▶ [Directions]: The answer is all of the data, repeated exactly.

═════ Exercise data

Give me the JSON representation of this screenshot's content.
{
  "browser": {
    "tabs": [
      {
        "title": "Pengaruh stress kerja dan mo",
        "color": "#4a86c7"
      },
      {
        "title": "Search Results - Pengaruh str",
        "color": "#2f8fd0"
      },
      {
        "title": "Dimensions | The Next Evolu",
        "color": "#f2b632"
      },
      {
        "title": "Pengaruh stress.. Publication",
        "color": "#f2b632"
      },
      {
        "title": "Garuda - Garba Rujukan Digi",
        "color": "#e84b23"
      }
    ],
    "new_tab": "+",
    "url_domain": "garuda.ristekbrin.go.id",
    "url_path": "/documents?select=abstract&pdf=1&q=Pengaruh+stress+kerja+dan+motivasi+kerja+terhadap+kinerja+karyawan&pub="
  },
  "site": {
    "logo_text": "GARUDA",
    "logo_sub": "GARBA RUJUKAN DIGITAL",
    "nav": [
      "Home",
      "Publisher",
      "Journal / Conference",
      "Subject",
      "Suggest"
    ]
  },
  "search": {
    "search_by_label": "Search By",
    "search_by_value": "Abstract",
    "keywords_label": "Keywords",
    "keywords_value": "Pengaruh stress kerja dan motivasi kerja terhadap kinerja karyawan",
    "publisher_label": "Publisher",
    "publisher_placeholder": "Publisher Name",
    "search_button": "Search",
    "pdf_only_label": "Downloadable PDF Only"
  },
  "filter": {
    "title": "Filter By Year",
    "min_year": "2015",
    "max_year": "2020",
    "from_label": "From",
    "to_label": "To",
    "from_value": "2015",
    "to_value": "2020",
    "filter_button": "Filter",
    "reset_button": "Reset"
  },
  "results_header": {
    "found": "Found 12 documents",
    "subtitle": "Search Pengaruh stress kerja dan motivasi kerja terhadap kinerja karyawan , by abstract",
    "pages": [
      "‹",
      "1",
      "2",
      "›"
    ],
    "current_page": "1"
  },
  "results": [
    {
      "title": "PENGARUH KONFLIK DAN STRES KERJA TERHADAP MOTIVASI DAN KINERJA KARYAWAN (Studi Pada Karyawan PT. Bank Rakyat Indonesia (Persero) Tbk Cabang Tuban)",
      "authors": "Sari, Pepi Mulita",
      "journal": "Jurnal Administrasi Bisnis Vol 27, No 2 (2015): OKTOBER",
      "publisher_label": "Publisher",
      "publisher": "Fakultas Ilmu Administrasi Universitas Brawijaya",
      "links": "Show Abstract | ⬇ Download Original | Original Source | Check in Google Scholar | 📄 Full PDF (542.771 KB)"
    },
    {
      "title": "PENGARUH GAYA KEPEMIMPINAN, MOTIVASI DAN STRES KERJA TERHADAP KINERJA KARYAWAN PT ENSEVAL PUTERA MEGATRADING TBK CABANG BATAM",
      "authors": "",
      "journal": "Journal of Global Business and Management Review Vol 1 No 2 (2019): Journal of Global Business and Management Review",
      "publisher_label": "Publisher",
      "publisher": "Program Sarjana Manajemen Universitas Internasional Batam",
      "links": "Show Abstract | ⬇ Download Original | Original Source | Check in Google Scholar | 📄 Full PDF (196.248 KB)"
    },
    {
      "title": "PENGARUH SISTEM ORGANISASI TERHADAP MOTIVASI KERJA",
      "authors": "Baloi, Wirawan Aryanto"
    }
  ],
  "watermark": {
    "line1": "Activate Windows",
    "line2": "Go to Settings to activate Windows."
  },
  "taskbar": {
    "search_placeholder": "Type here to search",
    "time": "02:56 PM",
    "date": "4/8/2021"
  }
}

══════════

▶ [Solution to this task]:
Give me the JSON representation of this screenshot's content.
{
  "browser": {
    "tabs": [
      {
        "title": "Pengaruh stress kerja dan mo",
        "color": "#4a86c7"
      },
      {
        "title": "Search Results - Pengaruh str",
        "color": "#2f8fd0"
      },
      {
        "title": "Dimensions | The Next Evolu",
        "color": "#f2b632"
      },
      {
        "title": "Pengaruh stress.. Publication",
        "color": "#f2b632"
      },
      {
        "title": "Garuda - Garba Rujukan Digi",
        "color": "#e84b23"
      }
    ],
    "new_tab": "+",
    "url_domain": "garuda.ristekbrin.go.id",
    "url_path": "/documents?select=abstract&pdf=1&q=Pengaruh+stress+kerja+dan+motivasi+kerja+terhadap+kinerja+karyawan&pub="
  },
  "site": {
    "logo_text": "GARUDA",
    "logo_sub": "GARBA RUJUKAN DIGITAL",
    "nav": [
      "Home",
      "Publisher",
      "Journal / Conference",
      "Subject",
      "Suggest"
    ]
  },
  "search": {
    "search_by_label": "Search By",
    "search_by_value": "Abstract",
    "keywords_label": "Keywords",
    "keywords_value": "Pengaruh stress kerja dan motivasi kerja terhadap kinerja karyawan",
    "publisher_label": "Publisher",
    "publisher_placeholder": "Publisher Name",
    "search_button": "Search",
    "pdf_only_label": "Downloadable PDF Only"
  },
  "filter": {
    "title": "Filter By Year",
    "min_year": "2015",
    "max_year": "2020",
    "from_label": "From",
    "to_label": "To",
    "from_value": "2015",
    "to_value": "2020",
    "filter_button": "Filter",
    "reset_button": "Reset"
  },
  "results_header": {
    "found": "Found 12 documents",
    "subtitle": "Search Pengaruh stress kerja dan motivasi kerja terhadap kinerja karyawan , by abstract",
    "pages": [
      "‹",
      "1",
      "2",
      "›"
    ],
    "current_page": "1"
  },
  "results": [
    {
      "title": "PENGARUH KONFLIK DAN STRES KERJA TERHADAP MOTIVASI DAN KINERJA KARYAWAN (Studi Pada Karyawan PT. Bank Rakyat Indonesia (Persero) Tbk Cabang Tuban)",
      "authors": "Sari, Pepi Mulita",
      "journal": "Jurnal Administrasi Bisnis Vol 27, No 2 (2015): OKTOBER",
      "publisher_label": "Publisher",
      "publisher": "Fakultas Ilmu Administrasi Universitas Brawijaya",
      "links": "Show Abstract | ⬇ Download Original | Original Source | Check in Google Scholar | 📄 Full PDF (542.771 KB)"
    },
    {
      "title": "PENGARUH GAYA KEPEMIMPINAN, MOTIVASI DAN STRES KERJA TERHADAP KINERJA KARYAWAN PT ENSEVAL PUTERA MEGATRADING TBK CABANG BATAM",
      "authors": "",
      "journal": "Journal of Global Business and Management Review Vol 1 No 2 (2019): Journal of Global Business and Management Review",
      "publisher_label": "Publisher",
      "publisher": "Program Sarjana Manajemen Universitas Internasional Batam",
      "links": "Show Abstract | ⬇ Download Original | Original Source | Check in Google Scholar | 📄 Full PDF (196.248 KB)"
    },
    {
      "title": "PENGARUH SISTEM ORGANISASI TERHADAP MOTIVASI KERJA",
      "authors": "Baloi, Wirawan Aryanto"
    }
  ],
  "watermark": {
    "line1": "Activate Windows",
    "line2": "Go to Settings to activate Windows."
  },
  "taskbar": {
    "search_placeholder": "Type here to search",
    "time": "02:56 PM",
    "date": "4/8/2021"
  }
}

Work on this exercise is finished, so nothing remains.